Provided data:
--*--

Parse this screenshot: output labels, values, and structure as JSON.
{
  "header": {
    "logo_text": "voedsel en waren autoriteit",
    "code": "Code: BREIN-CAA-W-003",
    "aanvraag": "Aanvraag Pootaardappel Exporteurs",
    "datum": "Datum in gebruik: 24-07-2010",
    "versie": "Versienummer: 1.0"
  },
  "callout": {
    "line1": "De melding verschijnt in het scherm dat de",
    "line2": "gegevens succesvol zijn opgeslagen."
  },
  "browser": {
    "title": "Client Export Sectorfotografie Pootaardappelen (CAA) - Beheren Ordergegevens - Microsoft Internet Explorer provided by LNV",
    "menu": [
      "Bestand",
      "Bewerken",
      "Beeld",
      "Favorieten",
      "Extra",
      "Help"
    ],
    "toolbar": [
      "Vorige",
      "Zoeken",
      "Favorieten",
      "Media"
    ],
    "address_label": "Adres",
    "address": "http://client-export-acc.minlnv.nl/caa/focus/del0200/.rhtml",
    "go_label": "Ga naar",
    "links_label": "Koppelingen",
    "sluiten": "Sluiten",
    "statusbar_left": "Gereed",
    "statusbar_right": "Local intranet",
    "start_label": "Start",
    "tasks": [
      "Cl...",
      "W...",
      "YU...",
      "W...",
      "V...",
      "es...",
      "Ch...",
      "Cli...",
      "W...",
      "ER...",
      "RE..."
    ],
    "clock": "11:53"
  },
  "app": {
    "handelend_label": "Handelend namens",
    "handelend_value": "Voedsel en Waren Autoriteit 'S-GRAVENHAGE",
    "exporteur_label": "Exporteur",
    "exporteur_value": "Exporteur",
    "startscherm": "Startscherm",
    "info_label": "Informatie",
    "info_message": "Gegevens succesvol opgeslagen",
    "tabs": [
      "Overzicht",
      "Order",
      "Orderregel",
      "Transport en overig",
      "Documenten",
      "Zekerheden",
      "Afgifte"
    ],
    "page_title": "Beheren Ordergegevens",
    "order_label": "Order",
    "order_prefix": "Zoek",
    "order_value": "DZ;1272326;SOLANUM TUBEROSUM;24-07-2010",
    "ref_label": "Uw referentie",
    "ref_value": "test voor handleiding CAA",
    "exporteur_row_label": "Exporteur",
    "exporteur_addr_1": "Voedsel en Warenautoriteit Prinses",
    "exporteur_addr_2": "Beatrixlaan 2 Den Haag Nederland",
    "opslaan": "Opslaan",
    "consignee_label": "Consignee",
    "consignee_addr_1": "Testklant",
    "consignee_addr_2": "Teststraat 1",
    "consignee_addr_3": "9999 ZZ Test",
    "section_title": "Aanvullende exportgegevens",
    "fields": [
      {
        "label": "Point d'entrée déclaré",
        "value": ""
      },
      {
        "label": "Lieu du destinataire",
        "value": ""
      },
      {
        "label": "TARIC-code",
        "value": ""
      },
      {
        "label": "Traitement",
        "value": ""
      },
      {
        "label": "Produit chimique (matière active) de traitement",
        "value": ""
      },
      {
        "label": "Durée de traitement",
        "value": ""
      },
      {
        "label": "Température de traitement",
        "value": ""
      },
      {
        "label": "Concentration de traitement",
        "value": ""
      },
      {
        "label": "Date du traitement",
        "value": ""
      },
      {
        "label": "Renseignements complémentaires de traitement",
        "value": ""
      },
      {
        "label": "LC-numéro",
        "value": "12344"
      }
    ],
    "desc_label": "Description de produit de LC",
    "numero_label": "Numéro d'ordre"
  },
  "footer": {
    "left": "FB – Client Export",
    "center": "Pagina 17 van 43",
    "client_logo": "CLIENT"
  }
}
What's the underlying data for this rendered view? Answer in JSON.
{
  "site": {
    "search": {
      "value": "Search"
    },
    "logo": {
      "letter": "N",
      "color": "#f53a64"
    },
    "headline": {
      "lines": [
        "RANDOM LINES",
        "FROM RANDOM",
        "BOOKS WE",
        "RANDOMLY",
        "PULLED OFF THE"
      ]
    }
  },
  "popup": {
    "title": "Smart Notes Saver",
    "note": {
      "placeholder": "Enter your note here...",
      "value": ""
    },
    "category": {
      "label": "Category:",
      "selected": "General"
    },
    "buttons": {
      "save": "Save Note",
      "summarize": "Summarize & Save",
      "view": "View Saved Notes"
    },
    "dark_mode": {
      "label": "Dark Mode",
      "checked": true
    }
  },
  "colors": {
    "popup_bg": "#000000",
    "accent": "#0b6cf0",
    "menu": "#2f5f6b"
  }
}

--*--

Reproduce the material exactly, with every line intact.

Worked solution:
Parse this screenshot: output labels, values, and structure as JSON.
{
  "header": {
    "logo_text": "voedsel en waren autoriteit",
    "code": "Code: BREIN-CAA-W-003",
    "aanvraag": "Aanvraag Pootaardappel Exporteurs",
    "datum": "Datum in gebruik: 24-07-2010",
    "versie": "Versienummer: 1.0"
  },
  "callout": {
    "line1": "De melding verschijnt in het scherm dat de",
    "line2": "gegevens succesvol zijn opgeslagen."
  },
  "browser": {
    "title": "Client Export Sectorfotografie Pootaardappelen (CAA) - Beheren Ordergegevens - Microsoft Internet Explorer provided by LNV",
    "menu": [
      "Bestand",
      "Bewerken",
      "Beeld",
      "Favorieten",
      "Extra",
      "Help"
    ],
    "toolbar": [
      "Vorige",
      "Zoeken",
      "Favorieten",
      "Media"
    ],
    "address_label": "Adres",
    "address": "http://client-export-acc.minlnv.nl/caa/focus/del0200/.rhtml",
    "go_label": "Ga naar",
    "links_label": "Koppelingen",
    "sluiten": "Sluiten",
    "statusbar_left": "Gereed",
    "statusbar_right": "Local intranet",
    "start_label": "Start",
    "tasks": [
      "Cl...",
      "W...",
      "YU...",
      "W...",
      "V...",
      "es...",
      "Ch...",
      "Cli...",
      "W...",
      "ER...",
      "RE..."
    ],
    "clock": "11:53"
  },
  "app": {
    "handelend_label": "Handelend namens",
    "handelend_value": "Voedsel en Waren Autoriteit 'S-GRAVENHAGE",
    "exporteur_label": "Exporteur",
    "exporteur_value": "Exporteur",
    "startscherm": "Startscherm",
    "info_label": "Informatie",
    "info_message": "Gegevens succesvol opgeslagen",
    "tabs": [
      "Overzicht",
      "Order",
      "Orderregel",
      "Transport en overig",
      "Documenten",
      "Zekerheden",
      "Afgifte"
    ],
    "page_title": "Beheren Ordergegevens",
    "order_label": "Order",
    "order_prefix": "Zoek",
    "order_value": "DZ;1272326;SOLANUM TUBEROSUM;24-07-2010",
    "ref_label": "Uw referentie",
    "ref_value": "test voor handleiding CAA",
    "exporteur_row_label": "Exporteur",
    "exporteur_addr_1": "Voedsel en Warenautoriteit Prinses",
    "exporteur_addr_2": "Beatrixlaan 2 Den Haag Nederland",
    "opslaan": "Opslaan",
    "consignee_label": "Consignee",
    "consignee_addr_1": "Testklant",
    "consignee_addr_2": "Teststraat 1",
    "consignee_addr_3": "9999 ZZ Test",
    "section_title": "Aanvullende exportgegevens",
    "fields": [
      {
        "label": "Point d'entrée déclaré",
        "value": ""
      },
      {
        "label": "Lieu du destinataire",
        "value": ""
      },
      {
        "label": "TARIC-code",
        "value": ""
      },
      {
        "label": "Traitement",
        "value": ""
      },
      {
        "label": "Produit chimique (matière active) de traitement",
        "value": ""
      },
      {
        "label": "Durée de traitement",
        "value": ""
      },
      {
        "label": "Température de traitement",
        "value": ""
      },
      {
        "label": "Concentration de traitement",
        "value": ""
      },
      {
        "label": "Date du traitement",
        "value": ""
      },
      {
        "label": "Renseignements complémentaires de traitement",
        "value": ""
      },
      {
        "label": "LC-numéro",
        "value": "12344"
      }
    ],
    "desc_label": "Description de produit de LC",
    "numero_label": "Numéro d'ordre"
  },
  "footer": {
    "left": "FB – Client Export",
    "center": "Pagina 17 van 43",
    "client_logo": "CLIENT"
  }
}
What's the underlying data for this rendered view? Answer in JSON.
{
  "site": {
    "search": {
      "value": "Search"
    },
    "logo": {
      "letter": "N",
      "color": "#f53a64"
    },
    "headline": {
      "lines": [
        "RANDOM LINES",
        "FROM RANDOM",
        "BOOKS WE",
        "RANDOMLY",
        "PULLED OFF THE"
      ]
    }
  },
  "popup": {
    "title": "Smart Notes Saver",
    "note": {
      "placeholder": "Enter your note here...",
      "value": ""
    },
    "category": {
      "label": "Category:",
      "selected": "General"
    },
    "buttons": {
      "save": "Save Note",
      "summarize": "Summarize & Save",
      "view": "View Saved Notes"
    },
    "dark_mode": {
      "label": "Dark Mode",
      "checked": true
    }
  },
  "colors": {
    "popup_bg": "#000000",
    "accent": "#0b6cf0",
    "menu": "#2f5f6b"
  }
}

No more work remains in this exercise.